Slovenia’s premier resigns over court ruling on referendum
LJUBLJANA, Slovenia (AP) — Slovenia’s prime minister said Wednesday he is resigning after the country’s top court annulled last year’s referendum on a key railway project and ordered a new vote.
Miro Cerar said he sent his resignation to parliament and will formally notify the president Thursday. The move means that Slovenia’s parliamentary elections, which were due in early June, will be held a few weeks earlier.
“I have made a decision any trustworthy politician should make in such a situation,” Cerar said in a statement broadcast live. “You (citizens) will have a chance in the elections to judge between right and wrong and who deserves your support.”
Cerar also praised his center-left government’s achievements in curbing an economic downturn in the tiny European Union nation of 2 million people that is the home country of U.S. first lady Melania Trump.
“During my term the economic crisis ended.
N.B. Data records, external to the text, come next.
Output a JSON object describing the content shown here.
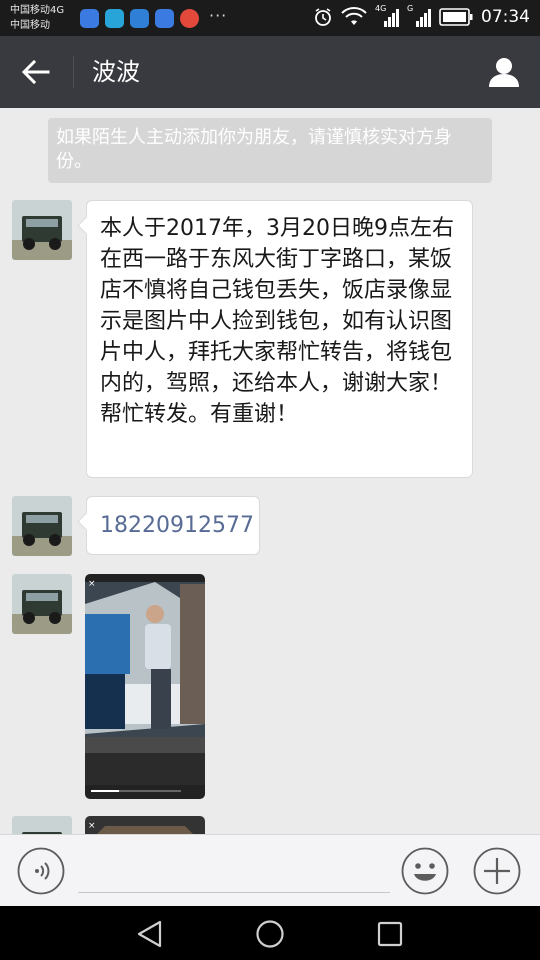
{
  "status_bar": {
    "carrier_line1": "中国移动4G",
    "carrier_line2": "中国移动",
    "notification_more": "···",
    "net_label_1": "4G",
    "net_label_2": "G",
    "time": "07:34"
  },
  "header": {
    "title": "波波"
  },
  "chat": {
    "system_notice": "如果陌生人主动添加你为朋友，请谨慎核实对方身份。",
    "messages": [
      {
        "type": "text",
        "text": "本人于2017年，3月20日晚9点左右在西一路于东风大街丁字路口，某饭店不慎将自己钱包丢失，饭店录像显示是图片中人捡到钱包，如有认识图片中人，拜托大家帮忙转告，将钱包内的，驾照，还给本人，谢谢大家！帮忙转发。有重谢！"
      },
      {
        "type": "link",
        "text": "18220912577"
      },
      {
        "type": "image",
        "caption": ""
      },
      {
        "type": "image",
        "caption": ""
      }
    ]
  },
  "colors": {
    "status_bar": "#1b1b1b",
    "title_bar": "#393a3f",
    "chat_background": "#ebebeb",
    "notice_background": "#d6d6d6",
    "link": "#576b95"
  },
  "icons": {
    "back": "arrow-left-icon",
    "profile": "person-icon",
    "voice": "voice-icon",
    "emoji": "emoji-icon",
    "plus": "plus-icon"
  }
}
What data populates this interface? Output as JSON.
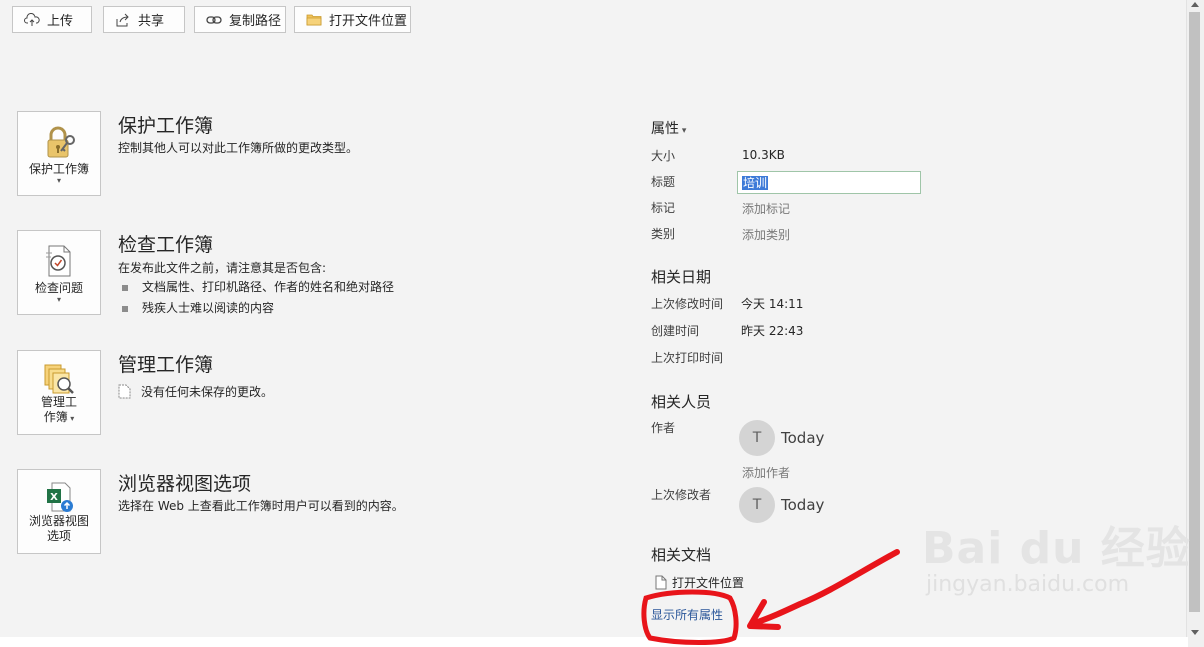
{
  "toolbar": {
    "upload": "上传",
    "share": "共享",
    "copy_path": "复制路径",
    "open_location": "打开文件位置"
  },
  "sections": [
    {
      "button": "保护工作簿",
      "title": "保护工作簿",
      "description": "控制其他人可以对此工作簿所做的更改类型。"
    },
    {
      "button": "检查问题",
      "title": "检查工作簿",
      "description": "在发布此文件之前，请注意其是否包含:",
      "bullets": [
        "文档属性、打印机路径、作者的姓名和绝对路径",
        "残疾人士难以阅读的内容"
      ]
    },
    {
      "button_line1": "管理工",
      "button_line2": "作簿",
      "title": "管理工作簿",
      "description": "没有任何未保存的更改。"
    },
    {
      "button_line1": "浏览器视图",
      "button_line2": "选项",
      "title": "浏览器视图选项",
      "description": "选择在 Web 上查看此工作簿时用户可以看到的内容。"
    }
  ],
  "properties": {
    "header": "属性",
    "size_label": "大小",
    "size_value": "10.3KB",
    "title_label": "标题",
    "title_value": "培训",
    "tags_label": "标记",
    "tags_placeholder": "添加标记",
    "category_label": "类别",
    "category_placeholder": "添加类别"
  },
  "dates": {
    "header": "相关日期",
    "modified_label": "上次修改时间",
    "modified_value": "今天 14:11",
    "created_label": "创建时间",
    "created_value": "昨天 22:43",
    "printed_label": "上次打印时间"
  },
  "people": {
    "header": "相关人员",
    "author_label": "作者",
    "author_initial": "T",
    "author_name": "Today",
    "add_author": "添加作者",
    "last_modified_by_label": "上次修改者",
    "modifier_initial": "T",
    "modifier_name": "Today"
  },
  "documents": {
    "header": "相关文档",
    "open_location": "打开文件位置",
    "show_all": "显示所有属性"
  },
  "watermark": {
    "main": "Bai du 经验",
    "sub": "jingyan.baidu.com"
  },
  "colors": {
    "annotation": "#e8141a",
    "link": "#2b579a",
    "background": "#f3f3f3"
  }
}
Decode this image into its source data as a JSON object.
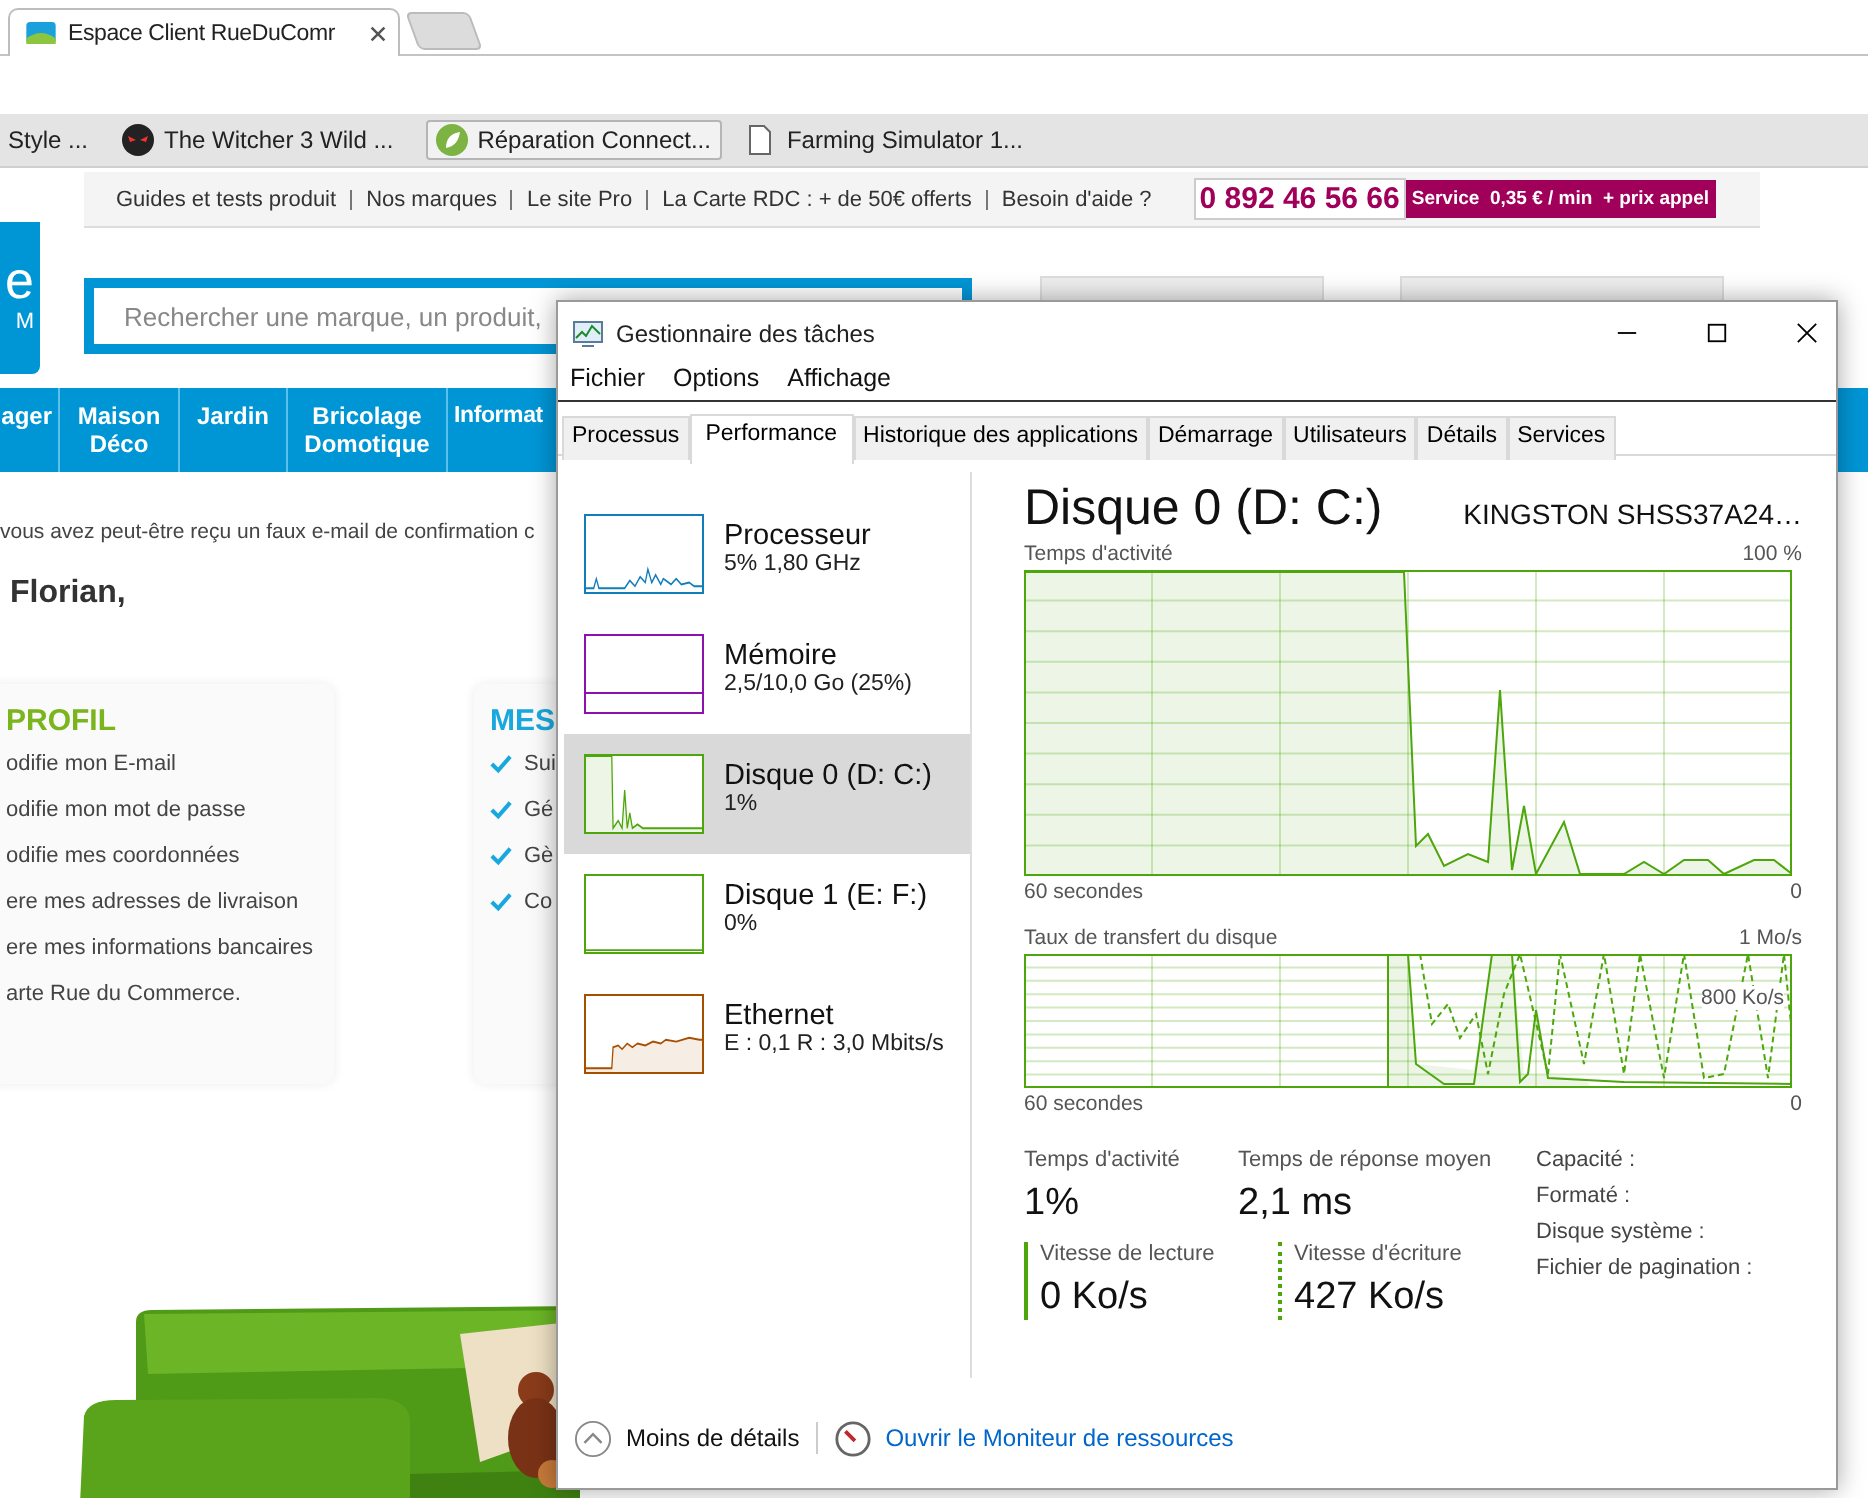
{
  "browser": {
    "tab": {
      "title": "Espace Client RueDuComr"
    },
    "bookmarks": [
      {
        "label": "Style ...",
        "selected": false
      },
      {
        "label": "The Witcher 3 Wild ...",
        "selected": false
      },
      {
        "label": "Réparation Connect...",
        "selected": true
      },
      {
        "label": "Farming Simulator 1...",
        "selected": false
      }
    ]
  },
  "site": {
    "top_links": [
      "Guides et tests produit",
      "Nos marques",
      "Le site Pro",
      "La Carte RDC : + de 50€ offerts",
      "Besoin d'aide ?"
    ],
    "phone": "0 892 46 56 66",
    "phone_rate": "Service  0,35 € / min  + prix appel",
    "logo": [
      "e",
      "M"
    ],
    "search": {
      "placeholder": "Rechercher une marque, un produit,"
    },
    "nav": [
      [
        "ager"
      ],
      [
        "Maison",
        "Déco"
      ],
      [
        "Jardin"
      ],
      [
        "Bricolage",
        "Domotique"
      ],
      [
        "Informat"
      ]
    ],
    "notice": "vous avez peut-être reçu un faux e-mail de confirmation c",
    "greeting": "Florian,",
    "profile_card": {
      "title": "PROFIL",
      "items": [
        "odifie mon E-mail",
        "odifie mon mot de passe",
        "odifie mes coordonnées",
        "ere mes adresses de livraison",
        "ere mes informations bancaires",
        "arte Rue du Commerce."
      ]
    },
    "services_card": {
      "title": "MES",
      "items": [
        "Sui",
        "Gé",
        "Gè",
        "Co"
      ]
    }
  },
  "task_manager": {
    "title": "Gestionnaire des tâches",
    "menu": [
      "Fichier",
      "Options",
      "Affichage"
    ],
    "tabs": [
      {
        "label": "Processus",
        "selected": false
      },
      {
        "label": "Performance",
        "selected": true
      },
      {
        "label": "Historique des applications",
        "selected": false
      },
      {
        "label": "Démarrage",
        "selected": false
      },
      {
        "label": "Utilisateurs",
        "selected": false
      },
      {
        "label": "Détails",
        "selected": false
      },
      {
        "label": "Services",
        "selected": false
      }
    ],
    "resources": [
      {
        "kind": "cpu",
        "name": "Processeur",
        "detail": "5% 1,80 GHz",
        "color": "#117dbb",
        "selected": false
      },
      {
        "kind": "memory",
        "name": "Mémoire",
        "detail": "2,5/10,0 Go (25%)",
        "color": "#8b12ae",
        "selected": false
      },
      {
        "kind": "disk_busy",
        "name": "Disque 0 (D: C:)",
        "detail": "1%",
        "color": "#4da60c",
        "selected": true
      },
      {
        "kind": "disk_idle",
        "name": "Disque 1 (E: F:)",
        "detail": "0%",
        "color": "#4da60c",
        "selected": false
      },
      {
        "kind": "network",
        "name": "Ethernet",
        "detail": "E : 0,1 R : 3,0 Mbits/s",
        "color": "#a74f01",
        "selected": false
      }
    ],
    "detail": {
      "title": "Disque 0 (D: C:)",
      "model": "KINGSTON SHSS37A24…",
      "activity_graph": {
        "label": "Temps d'activité",
        "max": "100 %",
        "span": "60 secondes",
        "min": "0"
      },
      "transfer_graph": {
        "label": "Taux de transfert du disque",
        "max": "1 Mo/s",
        "mark": "800 Ko/s",
        "span": "60 secondes",
        "min": "0"
      },
      "stats": [
        {
          "label": "Temps d'activité",
          "value": "1%"
        },
        {
          "label": "Temps de réponse moyen",
          "value": "2,1 ms"
        }
      ],
      "speeds": [
        {
          "kind": "solid",
          "label": "Vitesse de lecture",
          "value": "0 Ko/s"
        },
        {
          "kind": "dotted",
          "label": "Vitesse d'écriture",
          "value": "427 Ko/s"
        }
      ],
      "properties": [
        "Capacité :",
        "Formaté :",
        "Disque système :",
        "Fichier de pagination :"
      ]
    },
    "footer": {
      "less": "Moins de détails",
      "link": "Ouvrir le Moniteur de ressources"
    }
  }
}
Slovenia has stable economic growth, third strongest in EU,” he said. “We have the lowest unemployment rate after 2009.”
The government also has faced a wave of strikes and protests by public sector workers demanding higher wages amid economic recovery. Many schools in Slovenia were closed Wednesday as teachers went on strike for the second time in a month.
Slovenia’s Supreme Court ruled earlier Wednesday that government backing for the railway project during the referendum campaign was one-sided and could have affected the outcome of the vote.
The referendum in September approved the government’s plan to build 27 kilometers (16 miles) of additional railway linking the Adriatic port of Koper with the Divaca hub near the border with Italy.
The vote was initiated by independent campaigner Vili Kovacic, who also took the issue to Slovenia’s top courts. Kovacic was supported by some opposition parties.
Cerar said the rail project is of “strategic importance for the development of Slovenia.” He complained that “some are jeopardizing Slovenia’s development.”
The date for the new referendum wasn’t immediately set.
Associated Press Writer Jovana Gec in Belgrade, Serbia, contributed to this report.